WHAT YOU WILL DO
Scan the entries below and return each line that contains "icon".

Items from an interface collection

════════════════

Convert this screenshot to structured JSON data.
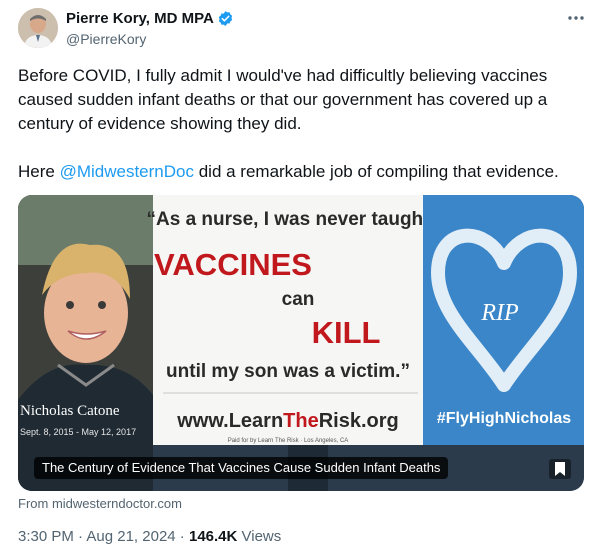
{
  "author": {
    "name": "Pierre Kory, MD MPA",
    "handle": "@PierreKory",
    "verified_icon": "verified-badge-icon"
  },
  "more_icon": "more-options-icon",
  "text": {
    "para1": "Before COVID, I fully admit I would've had difficultly believing vaccines caused sudden infant deaths or that our government has covered up a century of evidence showing they did.",
    "para2_prefix": "Here ",
    "mention": "@MidwesternDoc",
    "para2_suffix": " did a remarkable job of compiling that evidence."
  },
  "card": {
    "billboard": {
      "quote_line1": "“As a nurse, I was never taught",
      "word_vaccines": "VACCINES",
      "word_can": "can",
      "word_kill": "KILL",
      "quote_line_end": "until my son was a victim.”",
      "name": "Nicholas Catone",
      "dates": "Sept. 8, 2015 - May 12, 2017",
      "url_prefix": "www.Learn",
      "url_middle": "The",
      "url_suffix": "Risk.org",
      "paid_for": "Paid for by Learn The Risk · Los Angeles, CA",
      "rip": "RIP",
      "hashtag": "#FlyHighNicholas"
    },
    "caption": "The Century of Evidence That Vaccines Cause Sudden Infant Deaths",
    "bookmark_icon": "bookmark-icon"
  },
  "source": "From midwesterndoctor.com",
  "meta": {
    "time": "3:30 PM",
    "sep": " · ",
    "date": "Aug 21, 2024",
    "views_count": "146.4K",
    "views_label": " Views"
  },
  "colors": {
    "accent": "#1d9bf0",
    "secondary_text": "#536471",
    "billboard_red": "#c0181c",
    "sky_blue": "#3a86c8"
  }
}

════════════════

FINISHED EXERCISE
    "verified_icon": "verified-badge-icon"
  "more_icon": "more-options-icon",
    "bookmark_icon": "bookmark-icon"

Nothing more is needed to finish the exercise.